→ **BRIEF**
An identical copy of the records below is the expected result.

----- GIVEN RECORDS

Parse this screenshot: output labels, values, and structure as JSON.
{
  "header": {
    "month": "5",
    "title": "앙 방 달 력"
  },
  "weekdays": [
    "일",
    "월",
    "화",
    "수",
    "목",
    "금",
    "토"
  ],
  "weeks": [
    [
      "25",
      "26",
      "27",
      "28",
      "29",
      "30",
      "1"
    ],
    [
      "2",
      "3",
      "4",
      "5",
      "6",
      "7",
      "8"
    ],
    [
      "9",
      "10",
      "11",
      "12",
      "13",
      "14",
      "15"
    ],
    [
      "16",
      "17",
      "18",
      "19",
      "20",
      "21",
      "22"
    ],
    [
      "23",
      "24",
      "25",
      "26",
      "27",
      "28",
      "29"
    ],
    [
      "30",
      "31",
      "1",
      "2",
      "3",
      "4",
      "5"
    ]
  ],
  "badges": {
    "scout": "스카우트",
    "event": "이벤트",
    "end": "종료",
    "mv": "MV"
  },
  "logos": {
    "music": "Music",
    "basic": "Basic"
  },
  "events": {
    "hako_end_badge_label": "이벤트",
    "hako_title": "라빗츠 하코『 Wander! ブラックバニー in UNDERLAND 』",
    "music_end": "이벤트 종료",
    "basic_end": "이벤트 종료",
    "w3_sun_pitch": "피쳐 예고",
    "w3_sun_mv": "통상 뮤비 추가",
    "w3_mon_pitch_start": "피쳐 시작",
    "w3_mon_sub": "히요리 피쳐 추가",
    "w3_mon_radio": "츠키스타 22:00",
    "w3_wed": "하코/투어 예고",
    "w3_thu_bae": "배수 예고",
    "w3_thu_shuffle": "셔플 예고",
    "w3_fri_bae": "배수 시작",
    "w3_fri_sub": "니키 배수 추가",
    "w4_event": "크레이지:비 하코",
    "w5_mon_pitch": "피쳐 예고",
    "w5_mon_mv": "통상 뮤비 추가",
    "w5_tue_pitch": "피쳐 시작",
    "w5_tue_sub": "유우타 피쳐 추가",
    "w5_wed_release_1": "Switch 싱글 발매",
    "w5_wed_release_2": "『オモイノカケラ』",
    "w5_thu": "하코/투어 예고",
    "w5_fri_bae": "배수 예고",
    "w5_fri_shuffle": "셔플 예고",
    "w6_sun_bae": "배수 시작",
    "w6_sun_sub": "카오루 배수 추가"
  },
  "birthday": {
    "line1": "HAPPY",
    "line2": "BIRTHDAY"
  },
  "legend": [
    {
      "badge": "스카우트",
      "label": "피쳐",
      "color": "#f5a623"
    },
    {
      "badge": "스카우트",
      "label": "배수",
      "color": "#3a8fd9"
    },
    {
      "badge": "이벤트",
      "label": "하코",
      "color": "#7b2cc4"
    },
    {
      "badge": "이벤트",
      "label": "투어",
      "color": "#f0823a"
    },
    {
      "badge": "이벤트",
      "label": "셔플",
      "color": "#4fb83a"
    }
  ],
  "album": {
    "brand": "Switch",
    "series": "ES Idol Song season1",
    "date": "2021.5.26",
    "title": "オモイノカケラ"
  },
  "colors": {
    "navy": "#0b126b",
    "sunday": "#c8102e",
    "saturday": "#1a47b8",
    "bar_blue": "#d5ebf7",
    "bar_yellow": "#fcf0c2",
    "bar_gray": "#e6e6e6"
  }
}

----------

→ **RESULT BELOW**
Parse this screenshot: output labels, values, and structure as JSON.
{
  "header": {
    "month": "5",
    "title": "앙 방 달 력"
  },
  "weekdays": [
    "일",
    "월",
    "화",
    "수",
    "목",
    "금",
    "토"
  ],
  "weeks": [
    [
      "25",
      "26",
      "27",
      "28",
      "29",
      "30",
      "1"
    ],
    [
      "2",
      "3",
      "4",
      "5",
      "6",
      "7",
      "8"
    ],
    [
      "9",
      "10",
      "11",
      "12",
      "13",
      "14",
      "15"
    ],
    [
      "16",
      "17",
      "18",
      "19",
      "20",
      "21",
      "22"
    ],
    [
      "23",
      "24",
      "25",
      "26",
      "27",
      "28",
      "29"
    ],
    [
      "30",
      "31",
      "1",
      "2",
      "3",
      "4",
      "5"
    ]
  ],
  "badges": {
    "scout": "스카우트",
    "event": "이벤트",
    "end": "종료",
    "mv": "MV"
  },
  "logos": {
    "music": "Music",
    "basic": "Basic"
  },
  "events": {
    "hako_end_badge_label": "이벤트",
    "hako_title": "라빗츠 하코『 Wander! ブラックバニー in UNDERLAND 』",
    "music_end": "이벤트 종료",
    "basic_end": "이벤트 종료",
    "w3_sun_pitch": "피쳐 예고",
    "w3_sun_mv": "통상 뮤비 추가",
    "w3_mon_pitch_start": "피쳐 시작",
    "w3_mon_sub": "히요리 피쳐 추가",
    "w3_mon_radio": "츠키스타 22:00",
    "w3_wed": "하코/투어 예고",
    "w3_thu_bae": "배수 예고",
    "w3_thu_shuffle": "셔플 예고",
    "w3_fri_bae": "배수 시작",
    "w3_fri_sub": "니키 배수 추가",
    "w4_event": "크레이지:비 하코",
    "w5_mon_pitch": "피쳐 예고",
    "w5_mon_mv": "통상 뮤비 추가",
    "w5_tue_pitch": "피쳐 시작",
    "w5_tue_sub": "유우타 피쳐 추가",
    "w5_wed_release_1": "Switch 싱글 발매",
    "w5_wed_release_2": "『オモイノカケラ』",
    "w5_thu": "하코/투어 예고",
    "w5_fri_bae": "배수 예고",
    "w5_fri_shuffle": "셔플 예고",
    "w6_sun_bae": "배수 시작",
    "w6_sun_sub": "카오루 배수 추가"
  },
  "birthday": {
    "line1": "HAPPY",
    "line2": "BIRTHDAY"
  },
  "legend": [
    {
      "badge": "스카우트",
      "label": "피쳐",
      "color": "#f5a623"
    },
    {
      "badge": "스카우트",
      "label": "배수",
      "color": "#3a8fd9"
    },
    {
      "badge": "이벤트",
      "label": "하코",
      "color": "#7b2cc4"
    },
    {
      "badge": "이벤트",
      "label": "투어",
      "color": "#f0823a"
    },
    {
      "badge": "이벤트",
      "label": "셔플",
      "color": "#4fb83a"
    }
  ],
  "album": {
    "brand": "Switch",
    "series": "ES Idol Song season1",
    "date": "2021.5.26",
    "title": "オモイノカケラ"
  },
  "colors": {
    "navy": "#0b126b",
    "sunday": "#c8102e",
    "saturday": "#1a47b8",
    "bar_blue": "#d5ebf7",
    "bar_yellow": "#fcf0c2",
    "bar_gray": "#e6e6e6"
  }
}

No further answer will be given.